• [WHAT YOU NEED TO DO]: Your task is to return all of the records exactly, minus any images.

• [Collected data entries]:
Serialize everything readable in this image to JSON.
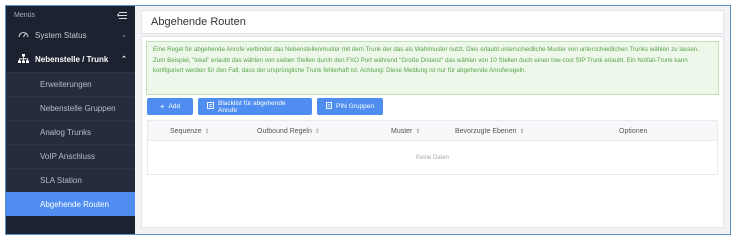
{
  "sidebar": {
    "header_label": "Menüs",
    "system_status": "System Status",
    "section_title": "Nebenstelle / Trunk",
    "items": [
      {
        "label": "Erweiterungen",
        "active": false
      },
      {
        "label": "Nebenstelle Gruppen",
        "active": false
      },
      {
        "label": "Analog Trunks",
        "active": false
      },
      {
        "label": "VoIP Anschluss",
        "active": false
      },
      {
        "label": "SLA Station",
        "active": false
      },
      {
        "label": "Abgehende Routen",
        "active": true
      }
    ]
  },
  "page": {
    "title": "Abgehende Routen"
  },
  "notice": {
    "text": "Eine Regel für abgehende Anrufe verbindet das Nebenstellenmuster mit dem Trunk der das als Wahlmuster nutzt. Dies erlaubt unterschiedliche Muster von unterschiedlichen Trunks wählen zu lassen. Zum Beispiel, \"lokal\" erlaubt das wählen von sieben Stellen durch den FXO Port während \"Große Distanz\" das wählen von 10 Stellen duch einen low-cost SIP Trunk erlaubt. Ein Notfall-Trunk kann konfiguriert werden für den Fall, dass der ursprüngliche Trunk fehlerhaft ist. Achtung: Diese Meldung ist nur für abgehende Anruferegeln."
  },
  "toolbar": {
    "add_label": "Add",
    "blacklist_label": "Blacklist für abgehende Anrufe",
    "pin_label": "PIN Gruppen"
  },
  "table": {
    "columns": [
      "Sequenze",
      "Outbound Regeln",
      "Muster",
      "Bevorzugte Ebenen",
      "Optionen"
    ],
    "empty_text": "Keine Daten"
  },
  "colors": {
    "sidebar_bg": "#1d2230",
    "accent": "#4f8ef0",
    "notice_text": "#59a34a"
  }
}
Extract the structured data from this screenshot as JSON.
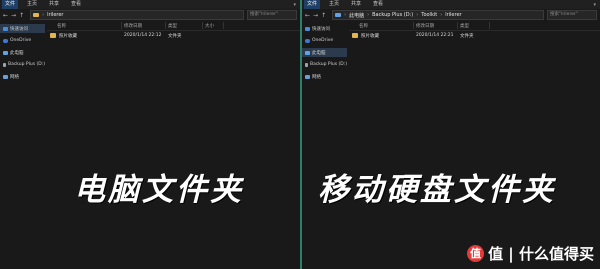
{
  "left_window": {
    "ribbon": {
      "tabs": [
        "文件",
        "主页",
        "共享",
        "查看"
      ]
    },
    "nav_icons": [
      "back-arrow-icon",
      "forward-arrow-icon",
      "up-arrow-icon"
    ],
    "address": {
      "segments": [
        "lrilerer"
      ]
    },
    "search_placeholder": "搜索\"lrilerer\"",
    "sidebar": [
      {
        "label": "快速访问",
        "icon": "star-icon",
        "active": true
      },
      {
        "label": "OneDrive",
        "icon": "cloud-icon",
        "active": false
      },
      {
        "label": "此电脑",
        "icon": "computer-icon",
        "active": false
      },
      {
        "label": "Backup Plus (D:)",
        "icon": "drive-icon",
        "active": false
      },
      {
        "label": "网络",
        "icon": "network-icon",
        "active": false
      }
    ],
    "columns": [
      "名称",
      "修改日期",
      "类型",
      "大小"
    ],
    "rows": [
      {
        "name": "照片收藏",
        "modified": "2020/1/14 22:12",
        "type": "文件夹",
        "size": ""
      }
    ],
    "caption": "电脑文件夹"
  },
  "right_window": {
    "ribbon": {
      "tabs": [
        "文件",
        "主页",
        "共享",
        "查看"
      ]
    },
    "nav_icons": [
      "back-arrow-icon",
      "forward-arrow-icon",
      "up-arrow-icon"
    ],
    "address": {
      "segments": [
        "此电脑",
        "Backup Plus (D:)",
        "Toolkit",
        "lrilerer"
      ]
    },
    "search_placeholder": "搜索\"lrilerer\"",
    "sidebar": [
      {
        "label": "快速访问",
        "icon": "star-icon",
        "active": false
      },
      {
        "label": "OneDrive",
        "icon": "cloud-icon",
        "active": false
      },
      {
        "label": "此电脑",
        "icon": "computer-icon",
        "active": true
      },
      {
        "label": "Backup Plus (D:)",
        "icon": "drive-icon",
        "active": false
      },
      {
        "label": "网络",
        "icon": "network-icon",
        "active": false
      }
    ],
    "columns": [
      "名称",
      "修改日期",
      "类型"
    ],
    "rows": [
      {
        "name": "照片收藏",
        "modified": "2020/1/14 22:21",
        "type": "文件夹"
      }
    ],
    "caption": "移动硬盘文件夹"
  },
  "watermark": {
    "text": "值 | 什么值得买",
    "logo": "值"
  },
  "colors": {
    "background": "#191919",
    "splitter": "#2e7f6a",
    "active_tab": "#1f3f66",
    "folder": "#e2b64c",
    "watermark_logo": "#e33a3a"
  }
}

• [REPLY TO THE EXERCISE]:
Serialize everything readable in this image to JSON.
{
  "sidebar": {
    "header_label": "Menüs",
    "system_status": "System Status",
    "section_title": "Nebenstelle / Trunk",
    "items": [
      {
        "label": "Erweiterungen",
        "active": false
      },
      {
        "label": "Nebenstelle Gruppen",
        "active": false
      },
      {
        "label": "Analog Trunks",
        "active": false
      },
      {
        "label": "VoIP Anschluss",
        "active": false
      },
      {
        "label": "SLA Station",
        "active": false
      },
      {
        "label": "Abgehende Routen",
        "active": true
      }
    ]
  },
  "page": {
    "title": "Abgehende Routen"
  },
  "notice": {
    "text": "Eine Regel für abgehende Anrufe verbindet das Nebenstellenmuster mit dem Trunk der das als Wahlmuster nutzt. Dies erlaubt unterschiedliche Muster von unterschiedlichen Trunks wählen zu lassen. Zum Beispiel, \"lokal\" erlaubt das wählen von sieben Stellen durch den FXO Port während \"Große Distanz\" das wählen von 10 Stellen duch einen low-cost SIP Trunk erlaubt. Ein Notfall-Trunk kann konfiguriert werden für den Fall, dass der ursprüngliche Trunk fehlerhaft ist. Achtung: Diese Meldung ist nur für abgehende Anruferegeln."
  },
  "toolbar": {
    "add_label": "Add",
    "blacklist_label": "Blacklist für abgehende Anrufe",
    "pin_label": "PIN Gruppen"
  },
  "table": {
    "columns": [
      "Sequenze",
      "Outbound Regeln",
      "Muster",
      "Bevorzugte Ebenen",
      "Optionen"
    ],
    "empty_text": "Keine Daten"
  },
  "colors": {
    "sidebar_bg": "#1d2230",
    "accent": "#4f8ef0",
    "notice_text": "#59a34a"
  }
}
Extract the structured data from this screenshot as JSON.
{
  "left_window": {
    "ribbon": {
      "tabs": [
        "文件",
        "主页",
        "共享",
        "查看"
      ]
    },
    "nav_icons": [
      "back-arrow-icon",
      "forward-arrow-icon",
      "up-arrow-icon"
    ],
    "address": {
      "segments": [
        "lrilerer"
      ]
    },
    "search_placeholder": "搜索\"lrilerer\"",
    "sidebar": [
      {
        "label": "快速访问",
        "icon": "star-icon",
        "active": true
      },
      {
        "label": "OneDrive",
        "icon": "cloud-icon",
        "active": false
      },
      {
        "label": "此电脑",
        "icon": "computer-icon",
        "active": false
      },
      {
        "label": "Backup Plus (D:)",
        "icon": "drive-icon",
        "active": false
      },
      {
        "label": "网络",
        "icon": "network-icon",
        "active": false
      }
    ],
    "columns": [
      "名称",
      "修改日期",
      "类型",
      "大小"
    ],
    "rows": [
      {
        "name": "照片收藏",
        "modified": "2020/1/14 22:12",
        "type": "文件夹",
        "size": ""
      }
    ],
    "caption": "电脑文件夹"
  },
  "right_window": {
    "ribbon": {
      "tabs": [
        "文件",
        "主页",
        "共享",
        "查看"
      ]
    },
    "nav_icons": [
      "back-arrow-icon",
      "forward-arrow-icon",
      "up-arrow-icon"
    ],
    "address": {
      "segments": [
        "此电脑",
        "Backup Plus (D:)",
        "Toolkit",
        "lrilerer"
      ]
    },
    "search_placeholder": "搜索\"lrilerer\"",
    "sidebar": [
      {
        "label": "快速访问",
        "icon": "star-icon",
        "active": false
      },
      {
        "label": "OneDrive",
        "icon": "cloud-icon",
        "active": false
      },
      {
        "label": "此电脑",
        "icon": "computer-icon",
        "active": true
      },
      {
        "label": "Backup Plus (D:)",
        "icon": "drive-icon",
        "active": false
      },
      {
        "label": "网络",
        "icon": "network-icon",
        "active": false
      }
    ],
    "columns": [
      "名称",
      "修改日期",
      "类型"
    ],
    "rows": [
      {
        "name": "照片收藏",
        "modified": "2020/1/14 22:21",
        "type": "文件夹"
      }
    ],
    "caption": "移动硬盘文件夹"
  },
  "watermark": {
    "text": "值 | 什么值得买",
    "logo": "值"
  },
  "colors": {
    "background": "#191919",
    "splitter": "#2e7f6a",
    "active_tab": "#1f3f66",
    "folder": "#e2b64c",
    "watermark_logo": "#e33a3a"
  }
}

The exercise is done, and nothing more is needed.